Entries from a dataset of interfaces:

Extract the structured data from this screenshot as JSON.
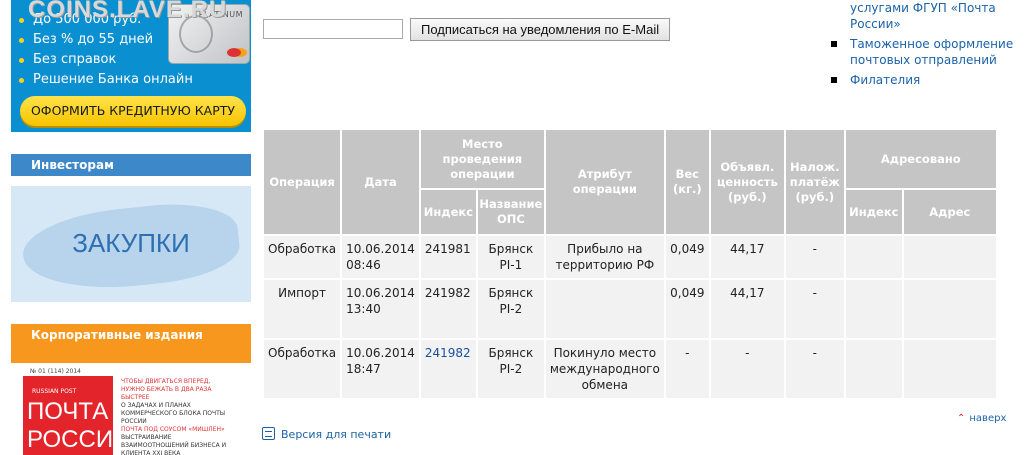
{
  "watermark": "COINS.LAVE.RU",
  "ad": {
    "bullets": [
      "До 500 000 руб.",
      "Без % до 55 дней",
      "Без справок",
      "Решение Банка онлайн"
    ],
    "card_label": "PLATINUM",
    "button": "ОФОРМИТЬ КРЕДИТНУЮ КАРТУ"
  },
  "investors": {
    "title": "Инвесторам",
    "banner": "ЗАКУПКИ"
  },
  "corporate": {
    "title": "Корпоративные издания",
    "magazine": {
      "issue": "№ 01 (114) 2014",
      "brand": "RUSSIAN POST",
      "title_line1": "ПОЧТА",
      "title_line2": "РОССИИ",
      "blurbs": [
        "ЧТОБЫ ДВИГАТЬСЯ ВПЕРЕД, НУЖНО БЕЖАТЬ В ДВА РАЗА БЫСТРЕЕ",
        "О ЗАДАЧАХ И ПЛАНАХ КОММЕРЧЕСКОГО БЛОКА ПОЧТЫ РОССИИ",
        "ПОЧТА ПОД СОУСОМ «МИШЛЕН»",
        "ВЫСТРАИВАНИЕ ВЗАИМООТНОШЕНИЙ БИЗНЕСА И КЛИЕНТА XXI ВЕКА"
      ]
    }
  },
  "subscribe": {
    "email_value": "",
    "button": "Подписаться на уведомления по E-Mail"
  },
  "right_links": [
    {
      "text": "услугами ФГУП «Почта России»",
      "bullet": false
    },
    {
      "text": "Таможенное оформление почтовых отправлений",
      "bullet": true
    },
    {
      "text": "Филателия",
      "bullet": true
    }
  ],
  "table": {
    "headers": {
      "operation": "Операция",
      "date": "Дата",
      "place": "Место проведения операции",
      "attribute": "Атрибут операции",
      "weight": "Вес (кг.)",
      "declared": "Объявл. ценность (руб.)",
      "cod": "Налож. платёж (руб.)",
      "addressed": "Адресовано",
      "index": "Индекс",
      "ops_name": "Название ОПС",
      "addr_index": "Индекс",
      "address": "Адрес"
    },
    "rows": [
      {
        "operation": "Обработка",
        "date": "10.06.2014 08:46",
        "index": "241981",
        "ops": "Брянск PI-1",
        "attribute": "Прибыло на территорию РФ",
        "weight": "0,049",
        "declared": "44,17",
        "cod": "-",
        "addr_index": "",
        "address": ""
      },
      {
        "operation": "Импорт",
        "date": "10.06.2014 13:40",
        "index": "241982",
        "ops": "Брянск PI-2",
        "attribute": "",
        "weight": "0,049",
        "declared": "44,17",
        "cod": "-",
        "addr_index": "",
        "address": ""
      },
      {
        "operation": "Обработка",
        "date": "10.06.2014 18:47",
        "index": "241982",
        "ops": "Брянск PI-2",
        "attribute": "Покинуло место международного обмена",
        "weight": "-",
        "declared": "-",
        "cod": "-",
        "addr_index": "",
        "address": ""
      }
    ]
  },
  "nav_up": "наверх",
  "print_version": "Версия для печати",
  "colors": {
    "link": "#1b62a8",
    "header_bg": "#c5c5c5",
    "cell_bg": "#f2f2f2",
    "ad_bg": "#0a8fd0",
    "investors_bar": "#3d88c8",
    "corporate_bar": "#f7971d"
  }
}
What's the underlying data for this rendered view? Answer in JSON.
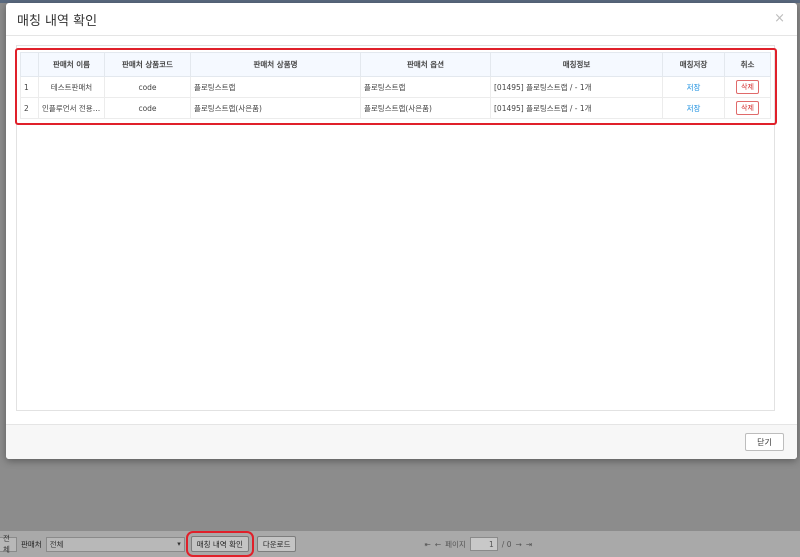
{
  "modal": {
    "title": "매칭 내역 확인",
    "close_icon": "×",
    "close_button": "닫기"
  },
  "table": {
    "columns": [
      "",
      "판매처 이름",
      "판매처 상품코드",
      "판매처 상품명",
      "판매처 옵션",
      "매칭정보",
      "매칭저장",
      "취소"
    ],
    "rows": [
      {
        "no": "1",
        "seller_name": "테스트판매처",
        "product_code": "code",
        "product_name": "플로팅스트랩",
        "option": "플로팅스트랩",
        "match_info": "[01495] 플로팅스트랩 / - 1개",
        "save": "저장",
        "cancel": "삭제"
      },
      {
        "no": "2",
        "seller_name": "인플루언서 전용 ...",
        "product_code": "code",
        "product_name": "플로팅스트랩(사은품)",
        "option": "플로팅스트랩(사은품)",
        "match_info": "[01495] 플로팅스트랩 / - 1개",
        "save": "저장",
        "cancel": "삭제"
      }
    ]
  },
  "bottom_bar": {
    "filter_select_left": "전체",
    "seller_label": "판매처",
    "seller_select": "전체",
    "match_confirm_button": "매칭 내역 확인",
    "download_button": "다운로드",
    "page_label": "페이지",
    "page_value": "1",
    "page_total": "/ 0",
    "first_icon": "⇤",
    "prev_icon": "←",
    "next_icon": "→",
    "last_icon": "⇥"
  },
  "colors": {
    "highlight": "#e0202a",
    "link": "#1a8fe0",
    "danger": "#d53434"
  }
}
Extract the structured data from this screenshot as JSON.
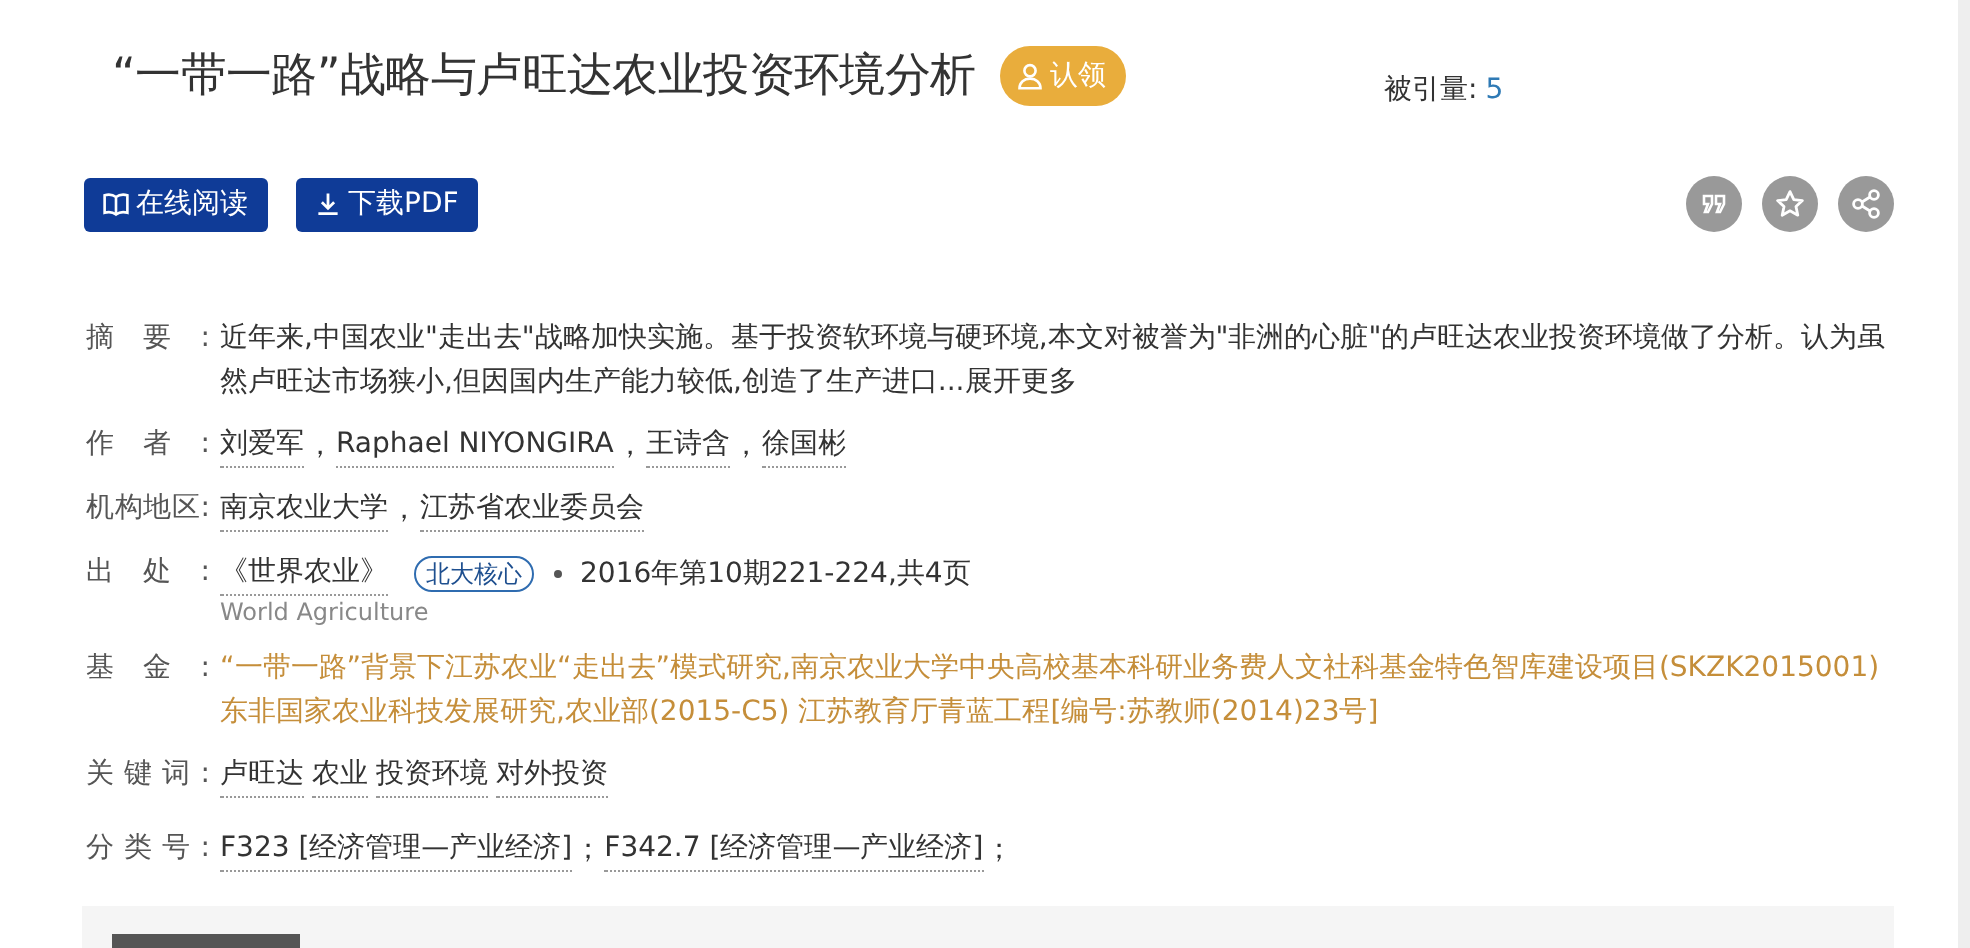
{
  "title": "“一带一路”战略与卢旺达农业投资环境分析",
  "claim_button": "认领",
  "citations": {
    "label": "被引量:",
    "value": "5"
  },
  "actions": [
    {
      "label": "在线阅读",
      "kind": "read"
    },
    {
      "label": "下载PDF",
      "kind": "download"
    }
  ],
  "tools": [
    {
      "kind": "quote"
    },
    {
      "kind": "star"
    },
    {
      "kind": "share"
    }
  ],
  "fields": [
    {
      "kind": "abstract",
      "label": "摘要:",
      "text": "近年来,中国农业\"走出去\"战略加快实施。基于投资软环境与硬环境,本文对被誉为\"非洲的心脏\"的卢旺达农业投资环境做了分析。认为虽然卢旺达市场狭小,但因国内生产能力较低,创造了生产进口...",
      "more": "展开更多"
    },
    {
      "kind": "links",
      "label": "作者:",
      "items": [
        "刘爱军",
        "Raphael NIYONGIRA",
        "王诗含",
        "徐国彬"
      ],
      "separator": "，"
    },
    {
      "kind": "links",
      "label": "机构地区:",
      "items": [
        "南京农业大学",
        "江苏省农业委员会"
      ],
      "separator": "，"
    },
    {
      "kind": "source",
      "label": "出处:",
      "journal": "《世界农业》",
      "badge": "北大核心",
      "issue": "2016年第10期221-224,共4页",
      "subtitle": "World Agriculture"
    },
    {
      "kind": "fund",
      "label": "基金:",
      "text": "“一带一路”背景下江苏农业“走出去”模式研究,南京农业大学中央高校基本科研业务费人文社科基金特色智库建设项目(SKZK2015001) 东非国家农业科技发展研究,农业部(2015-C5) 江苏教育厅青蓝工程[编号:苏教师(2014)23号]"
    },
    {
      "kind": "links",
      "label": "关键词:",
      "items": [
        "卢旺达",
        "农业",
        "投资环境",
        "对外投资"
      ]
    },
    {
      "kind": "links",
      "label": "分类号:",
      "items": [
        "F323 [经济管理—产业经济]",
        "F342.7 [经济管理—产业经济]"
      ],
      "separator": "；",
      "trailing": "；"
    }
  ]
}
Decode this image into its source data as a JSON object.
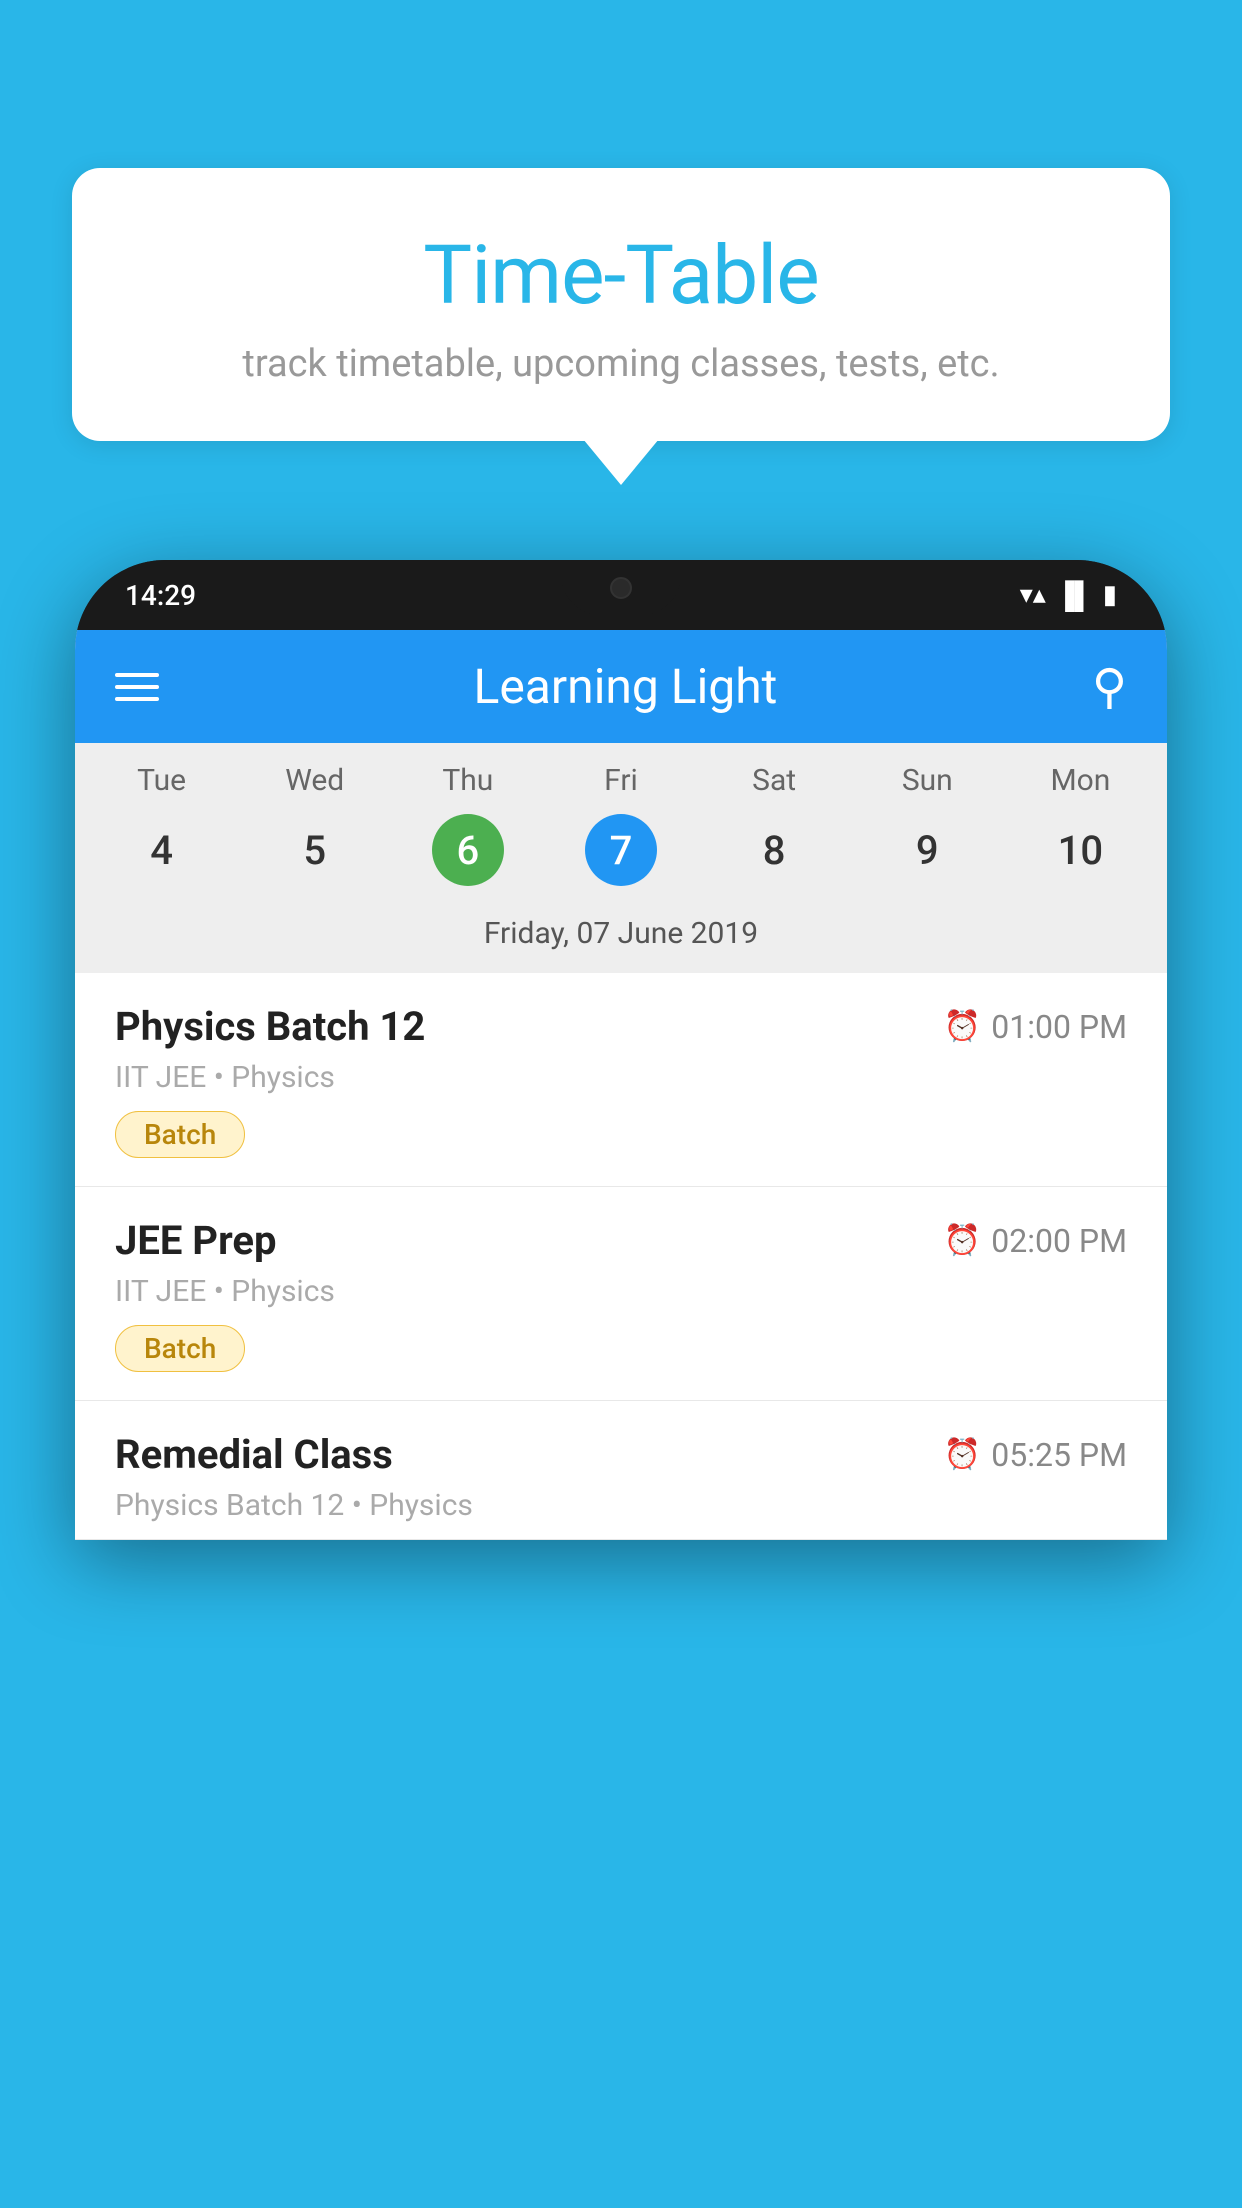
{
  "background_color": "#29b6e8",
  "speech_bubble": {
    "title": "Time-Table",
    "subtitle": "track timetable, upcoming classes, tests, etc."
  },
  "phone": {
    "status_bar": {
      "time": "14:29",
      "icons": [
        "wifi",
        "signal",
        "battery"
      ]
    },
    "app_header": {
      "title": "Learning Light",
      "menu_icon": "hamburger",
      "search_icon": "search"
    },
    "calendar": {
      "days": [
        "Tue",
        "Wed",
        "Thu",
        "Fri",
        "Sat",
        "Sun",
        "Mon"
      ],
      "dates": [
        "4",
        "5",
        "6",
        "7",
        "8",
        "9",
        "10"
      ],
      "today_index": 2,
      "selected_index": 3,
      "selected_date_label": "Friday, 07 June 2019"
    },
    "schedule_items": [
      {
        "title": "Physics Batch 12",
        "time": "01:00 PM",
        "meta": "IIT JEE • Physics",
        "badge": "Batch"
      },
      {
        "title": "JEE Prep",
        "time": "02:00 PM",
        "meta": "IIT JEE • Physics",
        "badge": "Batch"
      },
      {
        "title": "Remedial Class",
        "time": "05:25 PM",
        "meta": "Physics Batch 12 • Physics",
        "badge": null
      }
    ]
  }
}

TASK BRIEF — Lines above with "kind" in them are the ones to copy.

WRITTEN RESPONSE —
      "kind": "read"
      "kind": "download"
      "kind": "quote"
      "kind": "star"
      "kind": "share"
      "kind": "abstract",
      "kind": "links",
      "kind": "links",
      "kind": "source",
      "kind": "fund",
      "kind": "links",
      "kind": "links",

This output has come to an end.